Sunday, June 24, 2012
Once More, With Feeling: Reviewing Joe Johnson's Season
The second season of Joe Johnson's second, more ridiculous contract with the Atlanta Hawks demonstrated some practical understanding of his strengths and limitations. Up to a point, it was as good a season as could reasonably expected from Johnson at this stage of his career. That point was the playoffs.
During the regular season, Johnson, presumably recognizing his increasing inability to create high-percentage shots for himself or for teammates, demonstrated a greater willingness to finish rather than start possessions and he finished possessions from behind the three-point line more often (per minute and as a percentage of his field goal attempts) than in any previous season in Atlanta. The result of his slightly smaller role in the offense: significantly more efficient scoring at the cost of some assists. A fair trade.
With Mike Bibby and Jamal Crawford replaced in the rotation by Jeff Teague and Kirk Hinrich, Johnson was no longer burdened with futile defensive assignments. Johnson took on a role more suited to his lack of athleticism and general defensive passivity. He stopped fouling almost completely (committing a little more than one personal foul every 36 minutes and committing more than three personal fouls in a game on three occasions, one of them being the triple overtime loss to Miami) and let his already poor defensive rebounding rate shrink to 9.2%. Neither of these prevented the Hawks from improving significantly defensively, suggesting that reducing Johnson's defensive role was a net positive. He even had a (relative) shot blocking explosion, rejecting 13 shots in 2127 minutes after blocking just 12 shots in more than 5400 minutes during the previous two seasons combined.
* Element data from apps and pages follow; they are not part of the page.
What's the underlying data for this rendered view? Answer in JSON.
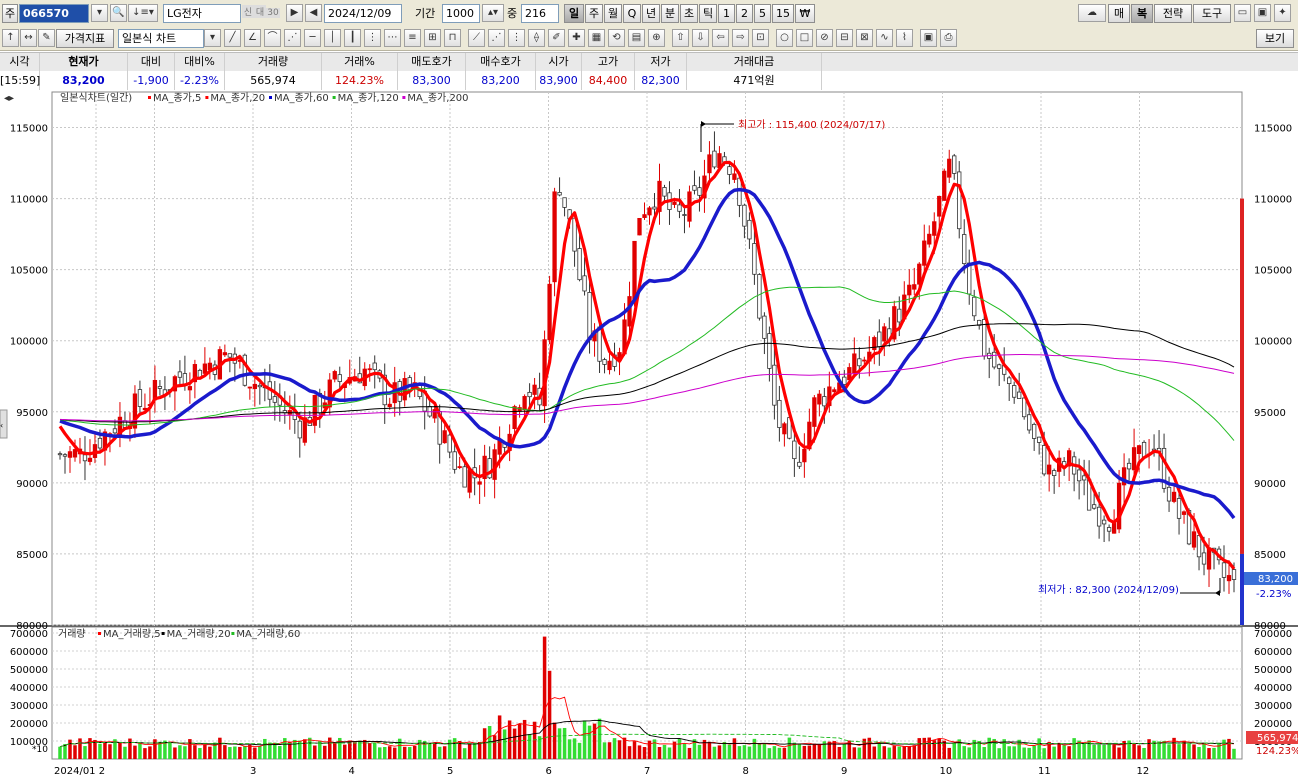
{
  "toolbar1": {
    "market_label": "주",
    "code": "066570",
    "name": "LG전자",
    "credit_badges": [
      "신",
      "대",
      "30"
    ],
    "date": "2024/12/09",
    "period_label": "기간",
    "period_value": "1000",
    "mid_label": "중",
    "mid_value": "216",
    "timeframes": [
      "일",
      "주",
      "월",
      "Q",
      "년",
      "분",
      "초",
      "틱",
      "1",
      "2",
      "5",
      "15",
      "₩"
    ],
    "active_timeframe": "일",
    "right_buttons": [
      "매",
      "복",
      "전략",
      "도구"
    ]
  },
  "toolbar2": {
    "price_indicator_label": "가격지표",
    "chart_type": "일본식 차트",
    "view_button": "보기"
  },
  "quote": {
    "headers": [
      "시각",
      "현재가",
      "대비",
      "대비%",
      "거래량",
      "거래%",
      "매도호가",
      "매수호가",
      "시가",
      "고가",
      "저가",
      "거래대금"
    ],
    "values": [
      "[15:59]",
      "83,200",
      "-1,900",
      "-2.23%",
      "565,974",
      "124.23%",
      "83,300",
      "83,200",
      "83,900",
      "84,400",
      "82,300",
      "471억원"
    ]
  },
  "price_panel": {
    "legend_title": "일본식차트(일간)",
    "legend": [
      {
        "name": "MA_종가,5",
        "color": "#ff0000"
      },
      {
        "name": "MA_종가,20",
        "color": "#ff0000"
      },
      {
        "name": "MA_종가,60",
        "color": "#0000cc"
      },
      {
        "name": "MA_종가,120",
        "color": "#22bb22"
      },
      {
        "name": "MA_종가,200",
        "color": "#cc00cc"
      }
    ],
    "y_ticks": [
      "115000",
      "110000",
      "105000",
      "100000",
      "95000",
      "90000",
      "85000",
      "80000"
    ],
    "high_annotation": "최고가 : 115,400 (2024/07/17)",
    "low_annotation": "최저가 : 82,300 (2024/12/09)",
    "current_price_tag": "83,200",
    "current_change_tag": "-2.23%"
  },
  "volume_panel": {
    "legend_title": "거래량",
    "legend": [
      {
        "name": "MA_거래량,5",
        "color": "#ff0000"
      },
      {
        "name": "MA_거래량,20",
        "color": "#000000"
      },
      {
        "name": "MA_거래량,60",
        "color": "#22bb22"
      }
    ],
    "y_ticks": [
      "700000",
      "600000",
      "500000",
      "400000",
      "300000",
      "200000",
      "100000"
    ],
    "unit_label": "*10",
    "current_volume_tag": "565,974",
    "current_volume_pct_tag": "124.23%"
  },
  "x_axis": {
    "labels": [
      "2024/01",
      "2",
      "3",
      "4",
      "5",
      "6",
      "7",
      "8",
      "9",
      "10",
      "11",
      "12"
    ]
  },
  "chart_data": {
    "type": "candlestick",
    "title": "일본식차트(일간)",
    "y_range": [
      80000,
      117500
    ],
    "months": [
      "2024/01",
      "2",
      "3",
      "4",
      "5",
      "6",
      "7",
      "8",
      "9",
      "10",
      "11",
      "12"
    ],
    "close_path": [
      [
        "2024/01",
        92000
      ],
      [
        "2024/01",
        95000
      ],
      [
        "2",
        97500
      ],
      [
        "2",
        99000
      ],
      [
        "3",
        96000
      ],
      [
        "3",
        94000
      ],
      [
        "3",
        97000
      ],
      [
        "4",
        98000
      ],
      [
        "4",
        96000
      ],
      [
        "4",
        96500
      ],
      [
        "4",
        94000
      ],
      [
        "5",
        91000
      ],
      [
        "5",
        90500
      ],
      [
        "5",
        91500
      ],
      [
        "5",
        94000
      ],
      [
        "5",
        97000
      ],
      [
        "5",
        95500
      ],
      [
        "6",
        112000
      ],
      [
        "6",
        107000
      ],
      [
        "6",
        100500
      ],
      [
        "6",
        98500
      ],
      [
        "6",
        100000
      ],
      [
        "6",
        109000
      ],
      [
        "7",
        110500
      ],
      [
        "7",
        108500
      ],
      [
        "7",
        110000
      ],
      [
        "7",
        113500
      ],
      [
        "7",
        112000
      ],
      [
        "8",
        104000
      ],
      [
        "8",
        95000
      ],
      [
        "8",
        91000
      ],
      [
        "8",
        95500
      ],
      [
        "8",
        97000
      ],
      [
        "9",
        98000
      ],
      [
        "9",
        99500
      ],
      [
        "9",
        101500
      ],
      [
        "9",
        103500
      ],
      [
        "9",
        108000
      ],
      [
        "10",
        112500
      ],
      [
        "10",
        104500
      ],
      [
        "10",
        99500
      ],
      [
        "10",
        97500
      ],
      [
        "10",
        96500
      ],
      [
        "10",
        93000
      ],
      [
        "11",
        90500
      ],
      [
        "11",
        91500
      ],
      [
        "11",
        88500
      ],
      [
        "11",
        87500
      ],
      [
        "11",
        91000
      ],
      [
        "12",
        93000
      ],
      [
        "12",
        88000
      ],
      [
        "12",
        85000
      ],
      [
        "12",
        83200
      ]
    ],
    "volume_spike": {
      "month": "5",
      "value": 680000
    },
    "volume_y_range": [
      0,
      700000
    ],
    "high": {
      "price": 115400,
      "date": "2024/07/17"
    },
    "low": {
      "price": 82300,
      "date": "2024/12/09"
    },
    "last": {
      "price": 83200,
      "change_pct": "-2.23%",
      "volume": 565974
    }
  }
}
Despite the positive results, all this sensibility regarding Joe Johnson disappeared in the playoffs. Injuries didn't help matters but, even at less than 100%, Josh Smith and Al Horford clearly looked superior, outplaying the overextended Johnson in the playoffs. That's old news. In a new development, Jeff Teague joined them in outshining Johnson.
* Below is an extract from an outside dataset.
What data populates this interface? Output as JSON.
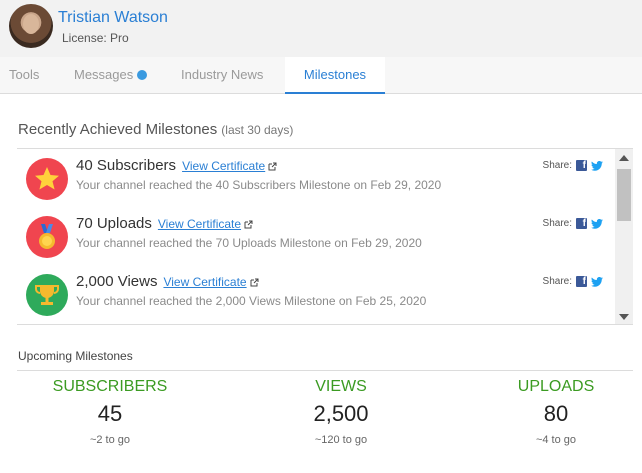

Johnson repeatedly failed to create good shots for himself or his teammates while struggling to chase Paul Pierce around screens for much of the series. Yet it was Johnson, dribbling nowhere good against a set defense to which the Hawks turned again and again until elimination. It was the worst of Johnson's five mediocre-to-poor playoff performances as a Hawk.
The series also re-raised the question of whether the limitations Johnson's contract has put on the team from a player personnel standpoint will continue to carryover onto the court. There are now three younger teammates (Smith, Horford, and Teague) capable of making Johnson a more effective player the more they are on the court, the more they have the ball in their hands. The Hawks are overpaying Joe Johnson to be an above average player. The overpayments* will continue after Johnson has ceased to be an above average player. The team must get maximum value out of him while there remains value to be had.
*Since Rashard Lewis was traded again this week, a word regarding untradeable contracts: untradeable contracts become tradeable once another team is in possessions of a contract (or contracts) as large, but longer than the one you want to get out from under. Joe Johnson's contract has four years to run and more than $89 million due. Also, unlike Lewis, Johnson's contract is fully guaranteed.